Information supplied: Begin

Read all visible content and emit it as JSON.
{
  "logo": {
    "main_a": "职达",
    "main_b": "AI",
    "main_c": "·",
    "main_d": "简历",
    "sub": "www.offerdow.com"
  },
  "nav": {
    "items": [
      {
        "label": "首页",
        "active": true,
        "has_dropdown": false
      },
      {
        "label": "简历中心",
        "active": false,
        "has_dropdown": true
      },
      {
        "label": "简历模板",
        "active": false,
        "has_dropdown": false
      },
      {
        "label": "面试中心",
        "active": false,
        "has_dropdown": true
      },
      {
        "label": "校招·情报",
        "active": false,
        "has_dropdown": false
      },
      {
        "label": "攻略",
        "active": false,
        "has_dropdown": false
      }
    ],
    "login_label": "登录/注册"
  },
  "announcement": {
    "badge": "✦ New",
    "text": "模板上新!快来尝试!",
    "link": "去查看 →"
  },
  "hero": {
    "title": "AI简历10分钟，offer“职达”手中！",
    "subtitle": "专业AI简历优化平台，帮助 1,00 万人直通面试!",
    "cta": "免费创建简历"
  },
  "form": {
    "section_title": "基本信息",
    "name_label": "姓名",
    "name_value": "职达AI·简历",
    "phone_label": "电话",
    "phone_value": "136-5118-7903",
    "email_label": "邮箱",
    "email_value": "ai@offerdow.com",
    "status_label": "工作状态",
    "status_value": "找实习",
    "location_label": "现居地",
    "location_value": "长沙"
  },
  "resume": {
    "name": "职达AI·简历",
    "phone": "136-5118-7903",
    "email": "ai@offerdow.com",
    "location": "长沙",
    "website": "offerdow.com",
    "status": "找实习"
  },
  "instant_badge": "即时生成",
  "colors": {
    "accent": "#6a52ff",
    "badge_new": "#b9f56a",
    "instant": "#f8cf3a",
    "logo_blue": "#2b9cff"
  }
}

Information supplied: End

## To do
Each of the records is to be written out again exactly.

## Reply
Read all visible content and emit it as JSON.
{
  "logo": {
    "main_a": "职达",
    "main_b": "AI",
    "main_c": "·",
    "main_d": "简历",
    "sub": "www.offerdow.com"
  },
  "nav": {
    "items": [
      {
        "label": "首页",
        "active": true,
        "has_dropdown": false
      },
      {
        "label": "简历中心",
        "active": false,
        "has_dropdown": true
      },
      {
        "label": "简历模板",
        "active": false,
        "has_dropdown": false
      },
      {
        "label": "面试中心",
        "active": false,
        "has_dropdown": true
      },
      {
        "label": "校招·情报",
        "active": false,
        "has_dropdown": false
      },
      {
        "label": "攻略",
        "active": false,
        "has_dropdown": false
      }
    ],
    "login_label": "登录/注册"
  },
  "announcement": {
    "badge": "✦ New",
    "text": "模板上新!快来尝试!",
    "link": "去查看 →"
  },
  "hero": {
    "title": "AI简历10分钟，offer“职达”手中！",
    "subtitle": "专业AI简历优化平台，帮助 1,00 万人直通面试!",
    "cta": "免费创建简历"
  },
  "form": {
    "section_title": "基本信息",
    "name_label": "姓名",
    "name_value": "职达AI·简历",
    "phone_label": "电话",
    "phone_value": "136-5118-7903",
    "email_label": "邮箱",
    "email_value": "ai@offerdow.com",
    "status_label": "工作状态",
    "status_value": "找实习",
    "location_label": "现居地",
    "location_value": "长沙"
  },
  "resume": {
    "name": "职达AI·简历",
    "phone": "136-5118-7903",
    "email": "ai@offerdow.com",
    "location": "长沙",
    "website": "offerdow.com",
    "status": "找实习"
  },
  "instant_badge": "即时生成",
  "colors": {
    "accent": "#6a52ff",
    "badge_new": "#b9f56a",
    "instant": "#f8cf3a",
    "logo_blue": "#2b9cff"
  }
}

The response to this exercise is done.